Two: Nonviolence is not only absence of violent action. It also means nonviolence in one’s freelings, words, and deeds.
My fellow co-panelist Mr Homi Dhalla represents the great faith of Zoroastrianism. The true meaning and practice of nonviolence is beaufifully captured in the Zoroastrian threefold motto of “hú-mata, hükhta, hvarshta,”  ─ which means, “good thoughts, good words and good deeds”.
All our politicians, diplomats and others in all countries who are engaged in geopolitics should be trained in nonviolence.
Three: In specific terms, the goal of building a world without violence and wars enjoins upon us the task of fighting militarism in all its manifestations. More specificially, it casts upon us the duty to demand universalk and irrevesible and timebound nulear disarmament and also elimination of all other weapons of mass destruction.
This means that not only North Korea and Iran should abandon their nuclear weapons programmes, but, more importantly, those who already possess nuclear weapons – USA, Russia, Britain, France, China, India, Pakistan and Israel – must also destroy their nuclear arsenals.
Four: If militarism has to go, we must also raise our voice against the concept of today’s rigidily defined nation-states and and the water-tight and mutually exclusive sytem of national soveregnities. National identities cannot be wished away. However, in today’s age of globalisation, the world needs to move in the direction of shared sovereignty and maximum international cooperation.

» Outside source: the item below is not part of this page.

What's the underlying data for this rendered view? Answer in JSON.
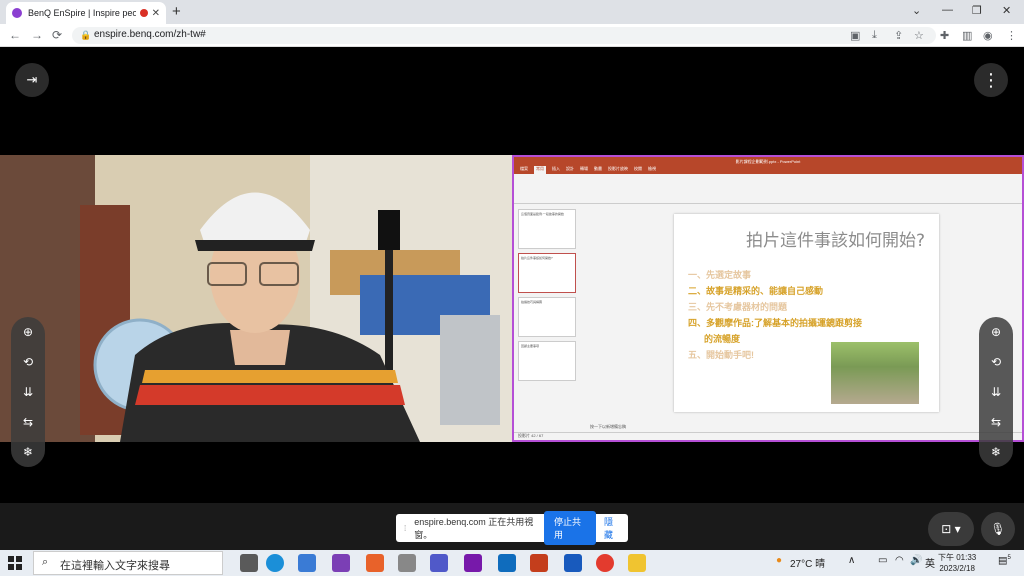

In the context of South Asia, the region I come from, this principally means the urgent need to work for ending decades-long hostility between India and Pakistan. It also means, to foster maximum cooperation among all South Asian nations, along with our neighbour China, to create a New South Asia – free of poverty and conflicts, and full of opportunities for the flowering of the human personality in the most populous region in the world.
Five: What follows from this is the concept of a new system of Global Governance, which is truly democratic. All nations, races, religions, cultures and civilisations must be regarded as equal. The only difference is that, the bigger and richer the nation, it has to shoulder greater responsibility for Good Global Governance.
This is only possible if, as mentioned earlier, nations begin to relate to each other with love, compassion, charity and solidarity.
Six: Perhaps the most self-evident application of the Spirit of Assisi in our times is in a new and uncompromising global geopolitical commitment on saving our planet’s fragile ecology. Specifically, all nations, especially rich and powerful nations, must fulfill their Paris Accord obligations to mitigate the ill-effects of Climate Change.
How to do so is most comprehensively eluciated in His Holiness Pope Francis’s enlightened encyclical, Laudato si’, in 2015. Its theme of “Saving our Common Home and the Future of Life on Earth” is a faithful, practical and unavoidable application of the Spirit of Assisi to one of the most pressing problems faced by our species – indeed, all species on our planet – today.
The alternative is species suicide.
Today we have unimaginably powerful tools of modern science and technology to help us in arresting and reversing the environmental degradation, and to move from Industrial Civilisation to Ecological Civilisation.
My seventh and final thought is that the new dialogue for a new kind of geopolitics cannot be left to politicians, presidents, prime ministers, bankers, billionaires, CEOs and suchlike people alone. There are enlightened people among them too.
But the main ballast behind the task of reviving the Spirit of Assisi must come from enlightened individuals and institutions from all countries, all cultures, all religions and all humanistic ideologies, working in unison and cooperation, showing respect for diverse viewpoints, but wedded to a common goal.
And that common goal is to lay the foundation stone for a new and higher civilization, worthy of being called a human civilisation.
Thank you.